The article describes a selection of students big on dreams and low on hopes. The future is bleak for them, and they know it.
I am, of course, not insensitive to the way media crafts its narratives, but of the ten or so 20-somethings they interviewed, two were chefs, one an interior designer, one a DJ, another a film major…
The typical way we understand this is as a fault of the structure of the economy; too many young people, wages cheaper elsewhere, not enough jobs here.
What struck me about the article– and about the website “wearethe99percent”– is the number of liberal arts majors.
I know there aren’t any jobs. The question is whether the youth unemployment isn’t due to a lack of jobs, but to their deliberately choosing a major for which there was no job. In other words, NOT “why are there so few jobs for liberal arts majors?” but “why do so many people go into the liberal arts?”
I learned two things:
1. The number of liberal arts majors has collapsed since from 1970-2004.
In one generation, then, the numbers of those majoring in the humanities dropped from a total of 30 percent to a total of less than 16 percent; during that same generation, business majors climbed from 14 percent to 22 percent.
Nothing surprising there. Which bring me to the the second thing:
2. This astonishing chart:
Summarized by this astonishing chart:
I don’t know if this is a fluke, or wrong, or what.
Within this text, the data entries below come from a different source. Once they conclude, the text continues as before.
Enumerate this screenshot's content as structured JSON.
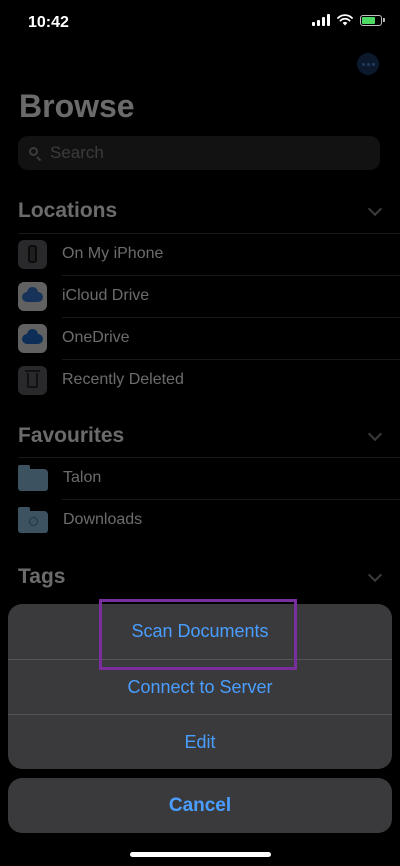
{
  "status_bar": {
    "time": "10:42"
  },
  "browse": {
    "title": "Browse",
    "search_placeholder": "Search"
  },
  "locations": {
    "header": "Locations",
    "items": [
      {
        "label": "On My iPhone",
        "icon": "phone-icon"
      },
      {
        "label": "iCloud Drive",
        "icon": "icloud-icon"
      },
      {
        "label": "OneDrive",
        "icon": "onedrive-icon"
      },
      {
        "label": "Recently Deleted",
        "icon": "trash-icon"
      }
    ]
  },
  "favourites": {
    "header": "Favourites",
    "items": [
      {
        "label": "Talon",
        "icon": "folder-icon"
      },
      {
        "label": "Downloads",
        "icon": "downloads-folder-icon"
      }
    ]
  },
  "tags": {
    "header": "Tags"
  },
  "action_sheet": {
    "actions": [
      {
        "label": "Scan Documents"
      },
      {
        "label": "Connect to Server"
      },
      {
        "label": "Edit"
      }
    ],
    "cancel_label": "Cancel"
  },
  "colors": {
    "accent": "#4a9eff",
    "highlight_border": "#7a2d9c",
    "sheet_background": "#3a3a3c"
  }
}
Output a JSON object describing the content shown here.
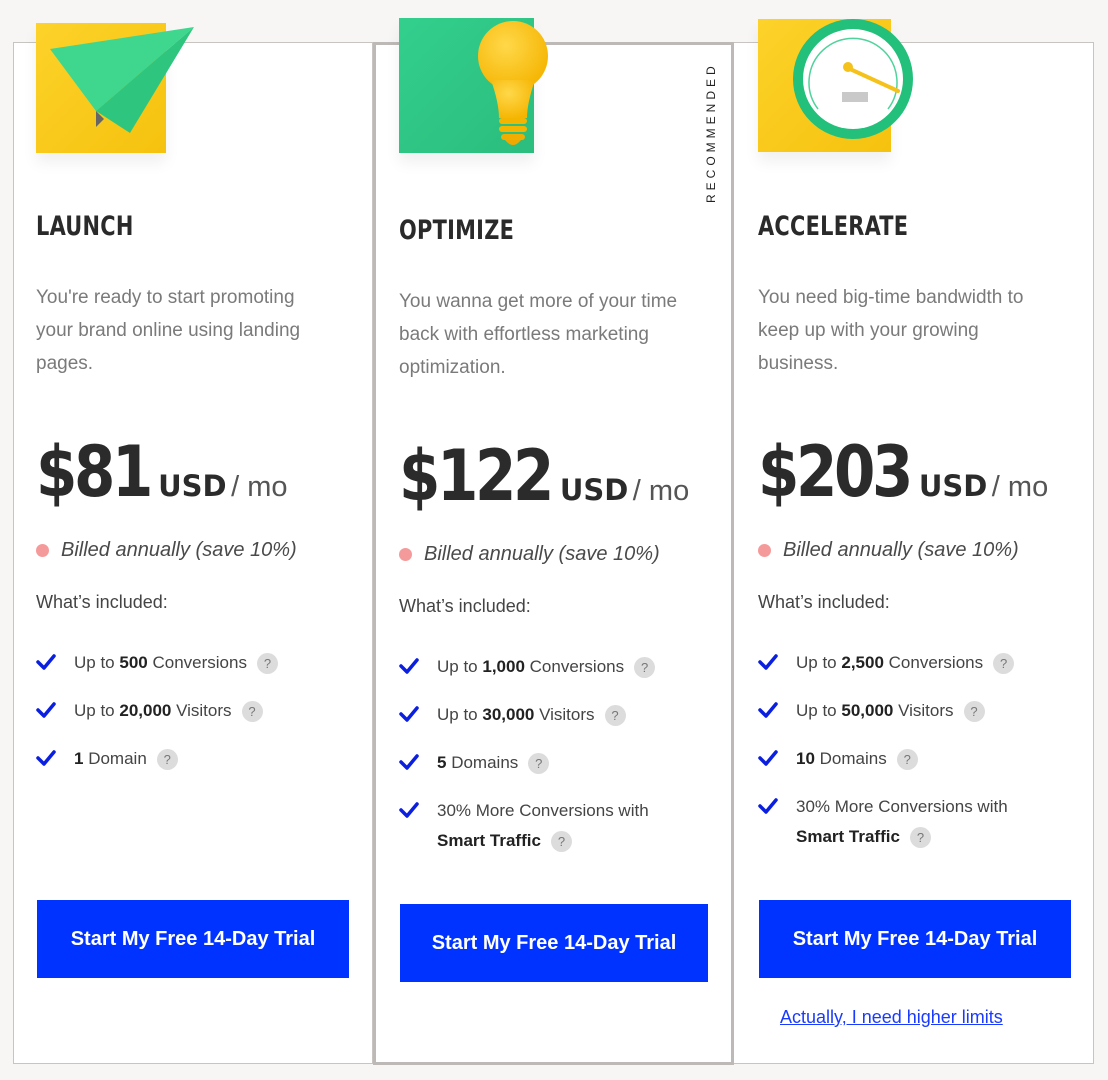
{
  "badge": "RECOMMENDED",
  "plans": [
    {
      "name": "LAUNCH",
      "illustration": "paper-plane-icon",
      "description": "You're ready to start promoting your brand online using landing pages.",
      "price": "$81",
      "currency": "USD",
      "period": "/ mo",
      "billing": "Billed annually (save 10%)",
      "included_label": "What’s included:",
      "features": [
        {
          "pre": "Up to ",
          "bold": "500",
          "post": " Conversions"
        },
        {
          "pre": "Up to ",
          "bold": "20,000",
          "post": " Visitors"
        },
        {
          "pre": "",
          "bold": "1",
          "post": " Domain"
        }
      ],
      "cta": "Start My Free 14-Day Trial"
    },
    {
      "name": "OPTIMIZE",
      "illustration": "lightbulb-icon",
      "description": "You wanna get more of your time back with effortless marketing optimization.",
      "price": "$122",
      "currency": "USD",
      "period": "/ mo",
      "billing": "Billed annually (save 10%)",
      "included_label": "What’s included:",
      "features": [
        {
          "pre": "Up to ",
          "bold": "1,000",
          "post": " Conversions"
        },
        {
          "pre": "Up to ",
          "bold": "30,000",
          "post": " Visitors"
        },
        {
          "pre": "",
          "bold": "5",
          "post": " Domains"
        },
        {
          "pre": "30% More Conversions with ",
          "bold": "Smart Traffic",
          "post": ""
        }
      ],
      "cta": "Start My Free 14-Day Trial",
      "recommended": true
    },
    {
      "name": "ACCELERATE",
      "illustration": "speedometer-icon",
      "description": "You need big-time bandwidth to keep up with your growing business.",
      "price": "$203",
      "currency": "USD",
      "period": "/ mo",
      "billing": "Billed annually (save 10%)",
      "included_label": "What’s included:",
      "features": [
        {
          "pre": "Up to ",
          "bold": "2,500",
          "post": " Conversions"
        },
        {
          "pre": "Up to ",
          "bold": "50,000",
          "post": " Visitors"
        },
        {
          "pre": "",
          "bold": "10",
          "post": " Domains"
        },
        {
          "pre": "30% More Conversions with ",
          "bold": "Smart Traffic",
          "post": ""
        }
      ],
      "cta": "Start My Free 14-Day Trial",
      "link": "Actually, I need higher limits"
    }
  ],
  "colors": {
    "cta": "#0033ff",
    "accent_green": "#2fcf8a",
    "accent_yellow": "#fcd12a",
    "dot": "#f59a9a",
    "check": "#0a1fe0"
  }
}
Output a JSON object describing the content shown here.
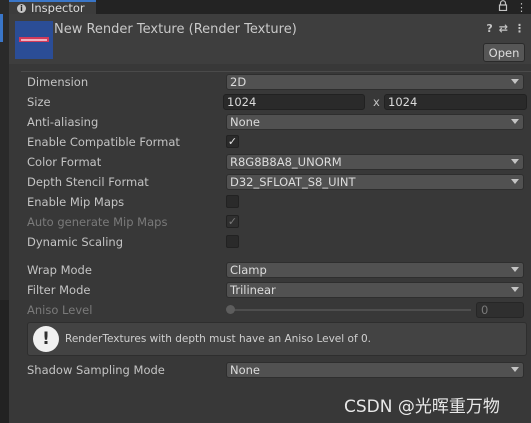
{
  "tab": {
    "label": "Inspector"
  },
  "tab_icons": [
    "lock-icon",
    "menu-icon"
  ],
  "header": {
    "title": "New Render Texture (Render Texture)",
    "help_icon": "?",
    "settings_icon": "⇄",
    "more_icon": "⋮",
    "open_label": "Open"
  },
  "fields": {
    "dimension": {
      "label": "Dimension",
      "value": "2D"
    },
    "size": {
      "label": "Size",
      "width": "1024",
      "x": "x",
      "height": "1024"
    },
    "anti_aliasing": {
      "label": "Anti-aliasing",
      "value": "None"
    },
    "enable_compatible_format": {
      "label": "Enable Compatible Format",
      "checked": true,
      "mark": "✓"
    },
    "color_format": {
      "label": "Color Format",
      "value": "R8G8B8A8_UNORM"
    },
    "depth_stencil_format": {
      "label": "Depth Stencil Format",
      "value": "D32_SFLOAT_S8_UINT"
    },
    "enable_mip_maps": {
      "label": "Enable Mip Maps",
      "checked": false,
      "mark": ""
    },
    "auto_generate_mip_maps": {
      "label": "Auto generate Mip Maps",
      "checked": true,
      "disabled": true,
      "mark": "✓"
    },
    "dynamic_scaling": {
      "label": "Dynamic Scaling",
      "checked": false,
      "mark": ""
    },
    "wrap_mode": {
      "label": "Wrap Mode",
      "value": "Clamp"
    },
    "filter_mode": {
      "label": "Filter Mode",
      "value": "Trilinear"
    },
    "aniso_level": {
      "label": "Aniso Level",
      "value": "0",
      "disabled": true
    },
    "shadow_sampling_mode": {
      "label": "Shadow Sampling Mode",
      "value": "None"
    }
  },
  "help_box": {
    "icon": "!",
    "message": "RenderTextures with depth must have an Aniso Level of 0."
  },
  "watermark": "CSDN @光晖重万物"
}
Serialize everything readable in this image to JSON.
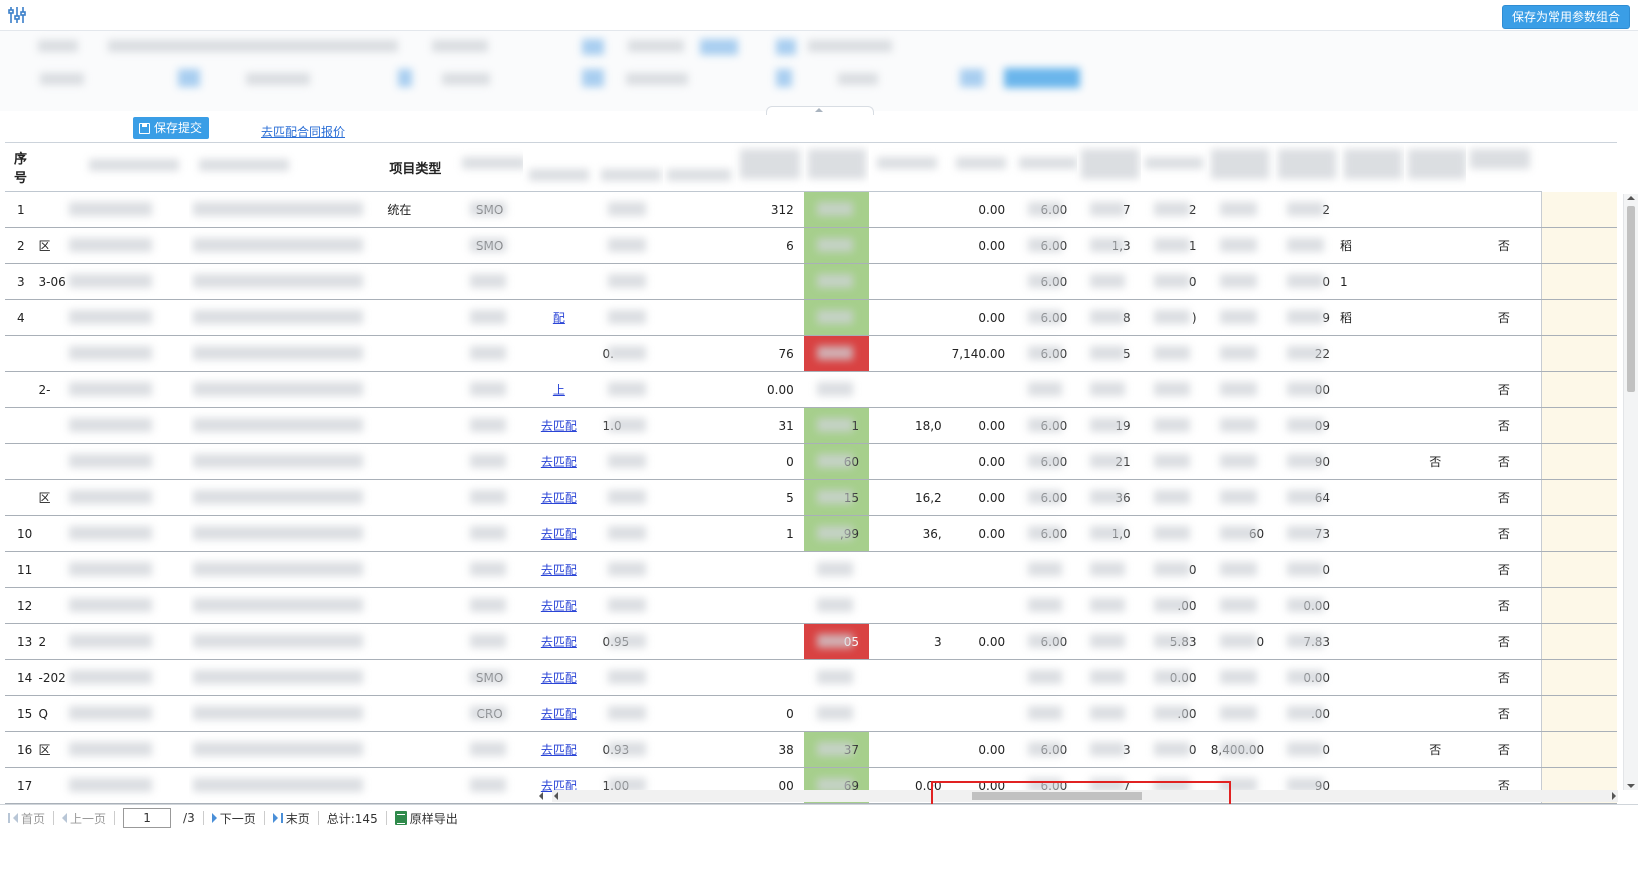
{
  "toolbar": {
    "filter_icon": "sliders-icon",
    "save_combo_label": "保存为常用参数组合"
  },
  "actions": {
    "save_submit_label": "保存提交",
    "match_contract_link": "去匹配合同报价"
  },
  "table": {
    "headers": {
      "index": "序号",
      "project_type": "项目类型"
    },
    "rows": [
      {
        "idx": "1",
        "c1": "",
        "c3": "统在",
        "type": "SMO",
        "match": "",
        "c5": "",
        "c7": "312",
        "c8": "",
        "c9": "",
        "c10": "0.00",
        "c11": "6.00",
        "c12": "7",
        "c13": "2",
        "c14": "",
        "c15": "2",
        "c16": "",
        "c17": "",
        "c18": "",
        "green": true,
        "red": false
      },
      {
        "idx": "2",
        "c1": "区",
        "c3": "",
        "type": "SMO",
        "match": "",
        "c5": "",
        "c7": "6",
        "c8": "",
        "c9": "",
        "c10": "0.00",
        "c11": "6.00",
        "c12": "1,3",
        "c13": "1",
        "c14": "",
        "c15": "",
        "c16": "稻",
        "c17": "",
        "c18": "否",
        "green": true,
        "red": false
      },
      {
        "idx": "3",
        "c1": "3-06",
        "c3": "",
        "type": "",
        "match": "",
        "c5": "",
        "c7": "",
        "c8": "",
        "c9": "",
        "c10": "",
        "c11": "6.00",
        "c12": "",
        "c13": "0",
        "c14": "",
        "c15": "0",
        "c16": "1",
        "c17": "",
        "c18": "",
        "green": true,
        "red": false
      },
      {
        "idx": "4",
        "c1": "",
        "c3": "",
        "type": "",
        "match": "配",
        "c5": "",
        "c7": "",
        "c8": "",
        "c9": "",
        "c10": "0.00",
        "c11": "6.00",
        "c12": "8",
        "c13": ")",
        "c14": "",
        "c15": "9",
        "c16": "稻",
        "c17": "",
        "c18": "否",
        "green": true,
        "red": false
      },
      {
        "idx": "",
        "c1": "",
        "c3": "",
        "type": "",
        "match": "",
        "c5": "0.",
        "c7": "76",
        "c8": "",
        "c9": "",
        "c10": "7,140.00",
        "c11": "6.00",
        "c12": "5",
        "c13": "",
        "c14": "",
        "c15": "22",
        "c16": "",
        "c17": "",
        "c18": "",
        "green": false,
        "red": true
      },
      {
        "idx": "",
        "c1": "2-",
        "c3": "",
        "type": "",
        "match": "上",
        "c5": "",
        "c7": "0.00",
        "c8": "",
        "c9": "",
        "c10": "",
        "c11": "",
        "c12": "",
        "c13": "",
        "c14": "",
        "c15": "00",
        "c16": "",
        "c17": "",
        "c18": "否",
        "green": false,
        "red": false
      },
      {
        "idx": "",
        "c1": "",
        "c3": "",
        "type": "",
        "match": "去匹配",
        "c5": "1.0",
        "c7": "31",
        "c8": "1",
        "c9": "18,0",
        "c10": "0.00",
        "c11": "6.00",
        "c12": "19",
        "c13": "",
        "c14": "",
        "c15": "09",
        "c16": "",
        "c17": "",
        "c18": "否",
        "green": true,
        "red": false
      },
      {
        "idx": "",
        "c1": "",
        "c3": "",
        "type": "",
        "match": "去匹配",
        "c5": "",
        "c7": "0",
        "c8": "60",
        "c9": "",
        "c10": "0.00",
        "c11": "6.00",
        "c12": "21",
        "c13": "",
        "c14": "",
        "c15": "90",
        "c16": "",
        "c17": "否",
        "c18": "否",
        "green": true,
        "red": false
      },
      {
        "idx": "",
        "c1": "区",
        "c3": "",
        "type": "",
        "match": "去匹配",
        "c5": "",
        "c7": "5",
        "c8": "15",
        "c9": "16,2",
        "c10": "0.00",
        "c11": "6.00",
        "c12": "36",
        "c13": "",
        "c14": "",
        "c15": "64",
        "c16": "",
        "c17": "",
        "c18": "否",
        "green": true,
        "red": false
      },
      {
        "idx": "10",
        "c1": "",
        "c3": "",
        "type": "",
        "match": "去匹配",
        "c5": "",
        "c7": "1",
        "c8": ",99",
        "c9": "36,",
        "c10": "0.00",
        "c11": "6.00",
        "c12": "1,0",
        "c13": "",
        "c14": "60",
        "c15": "73",
        "c16": "",
        "c17": "",
        "c18": "否",
        "green": true,
        "red": false
      },
      {
        "idx": "11",
        "c1": "",
        "c3": "",
        "type": "",
        "match": "去匹配",
        "c5": "",
        "c7": "",
        "c8": "",
        "c9": "",
        "c10": "",
        "c11": "",
        "c12": "",
        "c13": "0",
        "c14": "",
        "c15": "0",
        "c16": "",
        "c17": "",
        "c18": "否",
        "green": false,
        "red": false
      },
      {
        "idx": "12",
        "c1": "",
        "c3": "",
        "type": "",
        "match": "去匹配",
        "c5": "",
        "c7": "",
        "c8": "",
        "c9": "",
        "c10": "",
        "c11": "",
        "c12": "",
        "c13": ".00",
        "c14": "",
        "c15": "0.00",
        "c16": "",
        "c17": "",
        "c18": "否",
        "green": false,
        "red": false
      },
      {
        "idx": "13",
        "c1": "2",
        "c3": "",
        "type": "",
        "match": "去匹配",
        "c5": "0.95",
        "c7": "",
        "c8": "05",
        "c9": "3",
        "c10": "0.00",
        "c11": "6.00",
        "c12": "",
        "c13": "5.83",
        "c14": "0",
        "c15": "7.83",
        "c16": "",
        "c17": "",
        "c18": "否",
        "green": false,
        "red": true
      },
      {
        "idx": "14",
        "c1": "-202",
        "c3": "",
        "type": "SMO",
        "match": "去匹配",
        "c5": "",
        "c7": "",
        "c8": "",
        "c9": "",
        "c10": "",
        "c11": "",
        "c12": "",
        "c13": "0.00",
        "c14": "",
        "c15": "0.00",
        "c16": "",
        "c17": "",
        "c18": "否",
        "green": false,
        "red": false
      },
      {
        "idx": "15",
        "c1": "Q",
        "c3": "",
        "type": "CRO",
        "match": "去匹配",
        "c5": "",
        "c7": "0",
        "c8": "",
        "c9": "",
        "c10": "",
        "c11": "",
        "c12": "",
        "c13": ".00",
        "c14": "",
        "c15": ".00",
        "c16": "",
        "c17": "",
        "c18": "否",
        "green": false,
        "red": false
      },
      {
        "idx": "16",
        "c1": "区",
        "c3": "",
        "type": "",
        "match": "去匹配",
        "c5": "0.93",
        "c7": "38",
        "c8": "37",
        "c9": "",
        "c10": "0.00",
        "c11": "6.00",
        "c12": "3",
        "c13": "0",
        "c14": "8,400.00",
        "c15": "0",
        "c16": "",
        "c17": "否",
        "c18": "否",
        "green": true,
        "red": false
      },
      {
        "idx": "17",
        "c1": "",
        "c3": "",
        "type": "",
        "match": "去匹配",
        "c5": "1.00",
        "c7": "00",
        "c8": "69",
        "c9": "0.00",
        "c10": "0.00",
        "c11": "6.00",
        "c12": "7",
        "c13": "",
        "c14": "",
        "c15": "90",
        "c16": "",
        "c17": "",
        "c18": "否",
        "green": true,
        "red": false
      }
    ]
  },
  "pager": {
    "first": "首页",
    "prev": "上一页",
    "current_page": "1",
    "total_pages": "/3",
    "next": "下一页",
    "last": "末页",
    "total": "总计:145",
    "export": "原样导出"
  }
}
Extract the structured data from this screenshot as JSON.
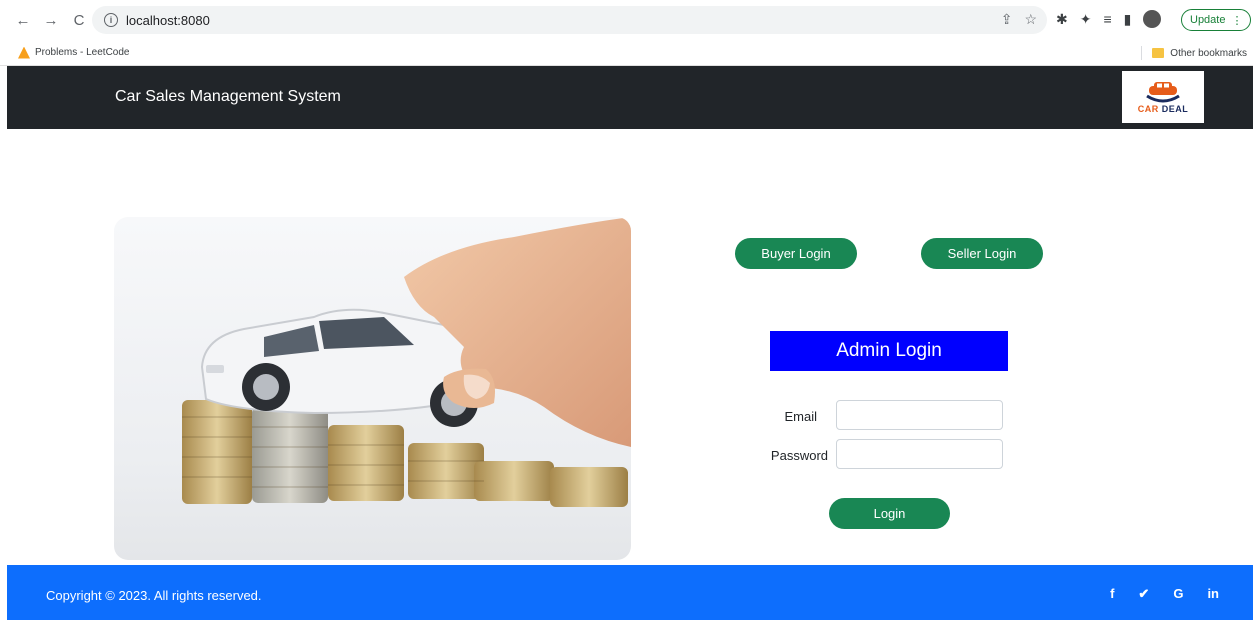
{
  "browser": {
    "url": "localhost:8080",
    "update_label": "Update",
    "bookmarks": [
      {
        "label": "Problems - LeetCode"
      }
    ],
    "other_bookmarks_label": "Other bookmarks"
  },
  "header": {
    "brand": "Car Sales Management System",
    "logo_text_car": "CAR",
    "logo_text_deal": "DEAL"
  },
  "main": {
    "buyer_login_label": "Buyer Login",
    "seller_login_label": "Seller Login",
    "admin_title": "Admin Login",
    "email_label": "Email",
    "email_value": "",
    "password_label": "Password",
    "password_value": "",
    "login_label": "Login"
  },
  "footer": {
    "copyright": "Copyright © 2023. All rights reserved.",
    "socials": [
      {
        "label": "f",
        "icon": "facebook-icon"
      },
      {
        "label": "𝕪",
        "icon": "twitter-icon"
      },
      {
        "label": "G",
        "icon": "google-icon"
      },
      {
        "label": "in",
        "icon": "linkedin-icon"
      }
    ]
  },
  "colors": {
    "header_bg": "#212529",
    "button_green": "#198754",
    "admin_title_bg": "#0000ff",
    "footer_bg": "#0d6efd"
  }
}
It appears that not only are more people going into the– liberal arts?– instead of fewer of them as one might expect; but a greater proportion of the American students are graduating with liberal arts degrees since the Crash.
It’s easy to criticize, but my intention here is to ask the sociological question: what motivates the decision to go into liberal arts specifically when one knows job prospects are poor? Of course I understand interest in the major; but why choose to go into debt with nothing on the horizon?
Time will tell whether this trend continues; will the proportion rise or fall in 2012, the first post-Crash class?
Possible explanations include:
1. Many liberal arts majors have a legitimate expectation of alternative income: marriage, family inheritance, etc. (viz. Jenna Bush majoring in education.) It would be a remarkable research project to find out what the kids of the 1% are majoring in; or the median income of the parents of the students in each major.
2. Liberal arts majors do not envision entering the job market as liberal arts graduates; from the outset, they plan on going on to more “useful” post-graduate training. (e.g. philosophy now, med school later.)
3. Parental guidance: their parents are teachers/writers/etc, and they believe the poor job prospects won’t really apply to them.
4. Many jobs only require a degree, and the actual major doesn’t matter (e.g. some management jobs, civil service jobs, etc) So they choose an “easy” major.
5. The Ponzi Scheme: government loans mean the school can charge any price, and students will pay any price (they don’t feel it until later) so majors are not, or less, valued for their ROI.
Again, my intention isn’t to criticize, and I don’t even know if these statistics are right (too early to see a trend.)